SABO Deadlift PRO
The SABO Deadlift PROs are extremely flat, with a 1mm heel-to-toe drop, and have a cambered heel that makes the wearer feel more grounded. They have a design that closely mimics the natural shape of the foot, and some liken wearing them to being barefoot. The PROs also have outsoles with good traction and durable uppers for ankle support.
The Sabo Deadlift PRO isn’t perfect though. Some people have complained about the shoe’s straps not lasting that long, and there isn’t much space for the straps’ velcro to stick to. Also, the shoe’s design isn’t that popular among lifters.
Adidas Samba Classic
The Adidas Samba Classic is almost completely flat, which is the basic criterion for a deadlift shoe. It has a durable genuine leather upper that’ll last a long time, insoles that are engineered for comfort and breathability, and gum rubber outsoles that provide adequate traction.

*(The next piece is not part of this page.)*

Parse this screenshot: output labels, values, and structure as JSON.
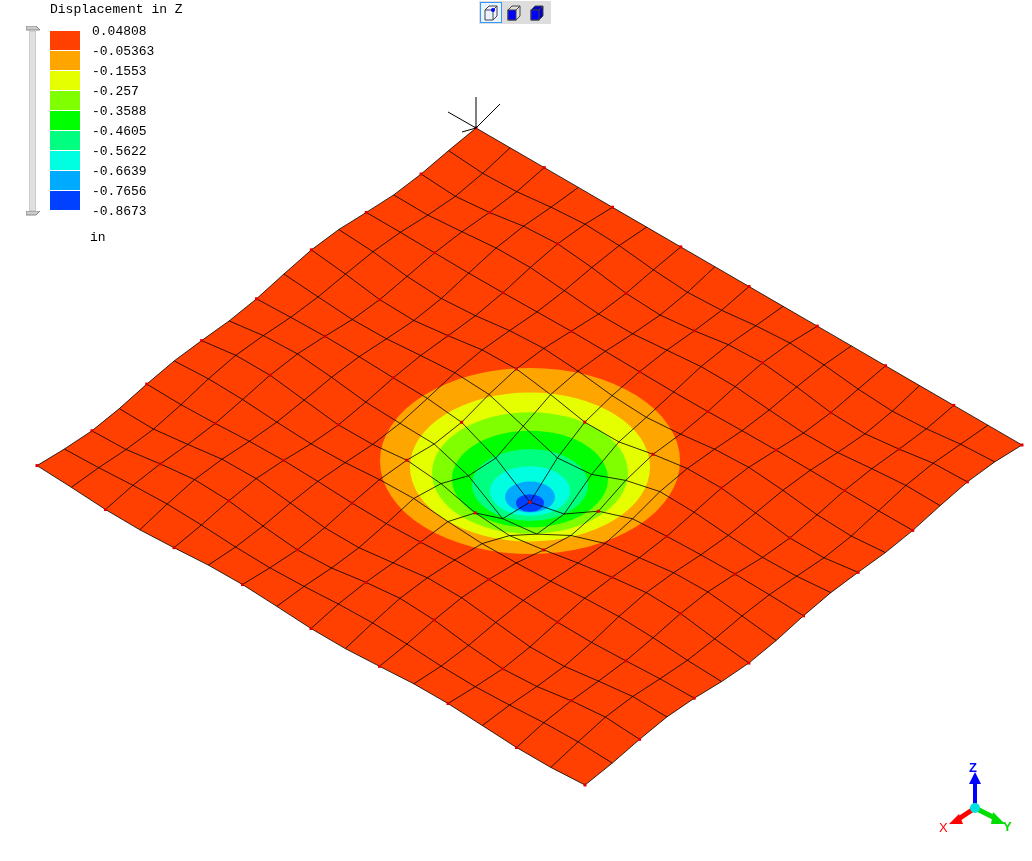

The downside to the Samba Classic is that they don’t provide ankle support and can be more expensive if you need a larger size.
Frequently Asked Questions
What Are the Differences Between Squat and Deadlift Shoes?
While some might assume that the two are the same, there are differences between squat and deadlift shoes. Squat shoes have elevated heels that typically range between 0.5 and 1.5 inches, while deadlift shoes have flat heels. Also, deadlift shoes usually have better traction than squat shoes.
Why Are Flat Shoes Recommended for Deadlifting?
Flat-soled shoes are recommended for deadlifting because they give you better leverage, less range of motion, more stability, better traction, and better force production than squat shoes.
Is It Possible to Deadlift in Squat Shoes?
Yes, it’s possible to deadlift in squat shoes, however, it isn’t recommended. Lack of ankle support, your body is shifted forward, less tension on your posterior chain, increased range of motion, and risk of slipping are all reasons why you should avoid deadlifting in squat shoes.
Are Flat Shoes Better Than Running Shoes for Deadlifting?
Flat shoes are definitely better than running shoes for deadlifting. The problem with deadlifting in running shoes is that they have compressible soles, which is disadvantageous for lifting. Compressible soles reduce stability while lifting. Only wear running shoes for running.
The Bottom Line: Should You Deadlift in Squat Shoes?
Whether you’ve been deadlifting for a long time or you’re just starting out, stop deadlifting in squat shoes and invest in a good pair of deadlift shoes. They’ll help maximize your deadlifting performance. If you intend on sumo deadlifting, you should invest in a pair of deadlift shoes that provide good ankle support.
If you’re going to be squatting and deadlifting, using a flat shoe for both is okay, as long as you have good ankle mobility for the squat. If you have poor ankle mobility and have to invest in a pair of heeled shoes for squatting, we recommend also investing in a pair of flat shoes for deadlifting.
So, there you have it – everything you need to know about why deadlifting in squat shoes isn’t ideal. Flat shoes are the best type of shoes for deadlifting, with a few exceptions. We hope you found all the information you were looking for in this article and wish you the best of luck on your strength training journey.
Jay is not just a writer; he’s a seasoned strength enthusiast with two decades of dedicated training under his belt. Whether he’s crafting engaging articles, reviewing cutting-edge equipment, or sharing his personal fitness anecdotes, Jay’s writing resonates with a diverse audience, from seasoned gym enthusiasts to beginners eager to embark on their own transformative fitness paths.